Established in October 2017, the Fair Wages Commission was assigned three main tasks:
Task 1 – Develop recommendations for a path forward to raise the minimum wage to $15-an-hour, as well as a process for how the minimum wage should be regularly reviewed and increased once $15-an-hour is achieved.
The Commission’s consultations occurred in November and December 2017. The first report was delivered to the Minister of Labour in early 2018 with recommendations about the timing of increases for the general minimum wage.
Read the report with recommendations.
Task 2 – Consider and make recommendations about other wage rates under the Employment Standards Regulation, for agricultural workers, liquor servers, live-in home support workers, resident caretakers, and live-in camp leaders.
The Commission’s second report was delivered in April 2018 with recommendations on wage increases for alternate minimum wage earners.
Following the commission’s second report, UBC agriculture economist Dr. Karen Taylor undertook a study on B.C.’s piece-rate system. Read Dr. Taylor’s Piece Rate Study: exploring the economic impact of the piece rate system in British Columbia.
Task 3 – Advise the government on ways to address the discrepancy between the minimum wage and a living wage in our province.
The Commission’s third report was delivered in April 2023.
It provided a comprehensive review of living wages in B.C., analyzed factors affecting a living wage in different communities and jurisdictions in the province and elsewhere, and described the challenges and opportunities of moving towards living wages.
The report concluded that government-wide measures – such as reduced childcare costs, minimum wage increases, increased housing, hydro and ICBC rate reductions, eliminating Medical Services Plan premiums, addressing food insecurity, and other social policies – are the key factors helping to moderate the gap between minimum and living wages in B.C.

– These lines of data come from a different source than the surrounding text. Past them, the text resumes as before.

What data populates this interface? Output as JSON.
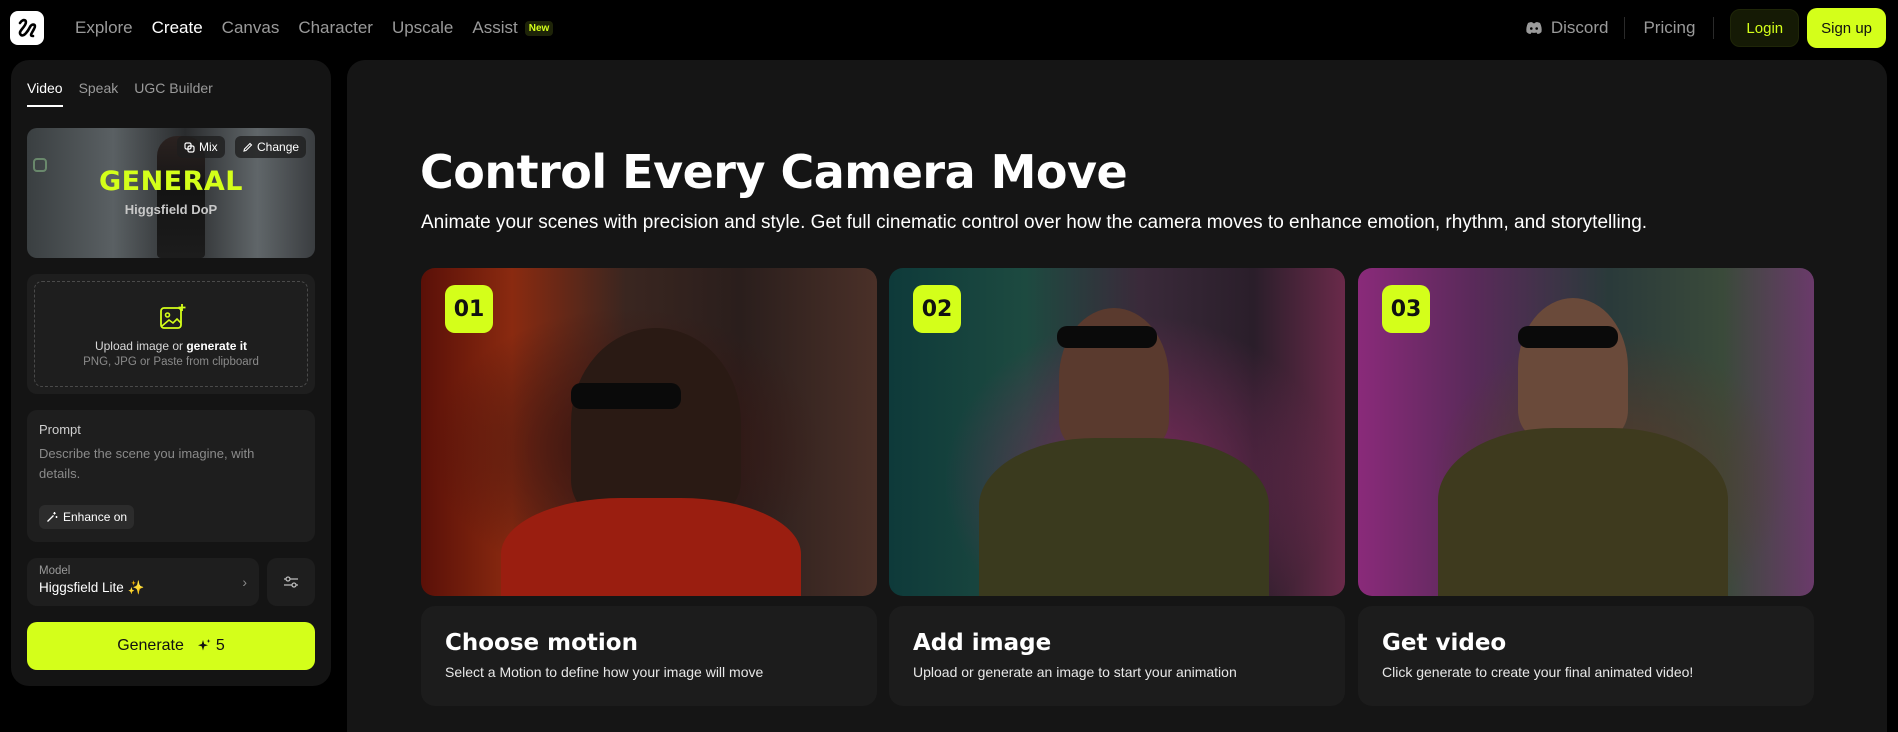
{
  "nav": {
    "links": [
      "Explore",
      "Create",
      "Canvas",
      "Character",
      "Upscale",
      "Assist"
    ],
    "active_link": "Create",
    "assist_badge": "New",
    "discord": "Discord",
    "pricing": "Pricing",
    "login": "Login",
    "signup": "Sign up"
  },
  "sidebar": {
    "tabs": [
      "Video",
      "Speak",
      "UGC Builder"
    ],
    "active_tab": "Video",
    "preset": {
      "title": "GENERAL",
      "subtitle": "Higgsfield DoP",
      "mix_label": "Mix",
      "change_label": "Change"
    },
    "upload": {
      "text_prefix": "Upload image or ",
      "text_link": "generate it",
      "subtext": "PNG, JPG or Paste from clipboard"
    },
    "prompt": {
      "label": "Prompt",
      "placeholder": "Describe the scene you imagine, with details.",
      "enhance_label": "Enhance on"
    },
    "model": {
      "label": "Model",
      "value": "Higgsfield Lite ✨"
    },
    "generate": {
      "label": "Generate",
      "cost": "5"
    }
  },
  "main": {
    "title": "Control Every Camera Move",
    "subtitle": "Animate your scenes with precision and style. Get full cinematic control over how the camera moves to enhance emotion, rhythm, and storytelling.",
    "steps": [
      {
        "number": "01",
        "title": "Choose motion",
        "desc": "Select a Motion to define how your image will move"
      },
      {
        "number": "02",
        "title": "Add image",
        "desc": "Upload or generate an image to start your animation"
      },
      {
        "number": "03",
        "title": "Get video",
        "desc": "Click generate to create your final animated video!"
      }
    ]
  },
  "colors": {
    "accent": "#d4ff1a",
    "background": "#000000",
    "panel": "#141414",
    "card": "#1c1c1c"
  }
}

The report also noted the important role employers can play by voluntarily paying a living wage.
The Fair Wages Commission’s work is now complete.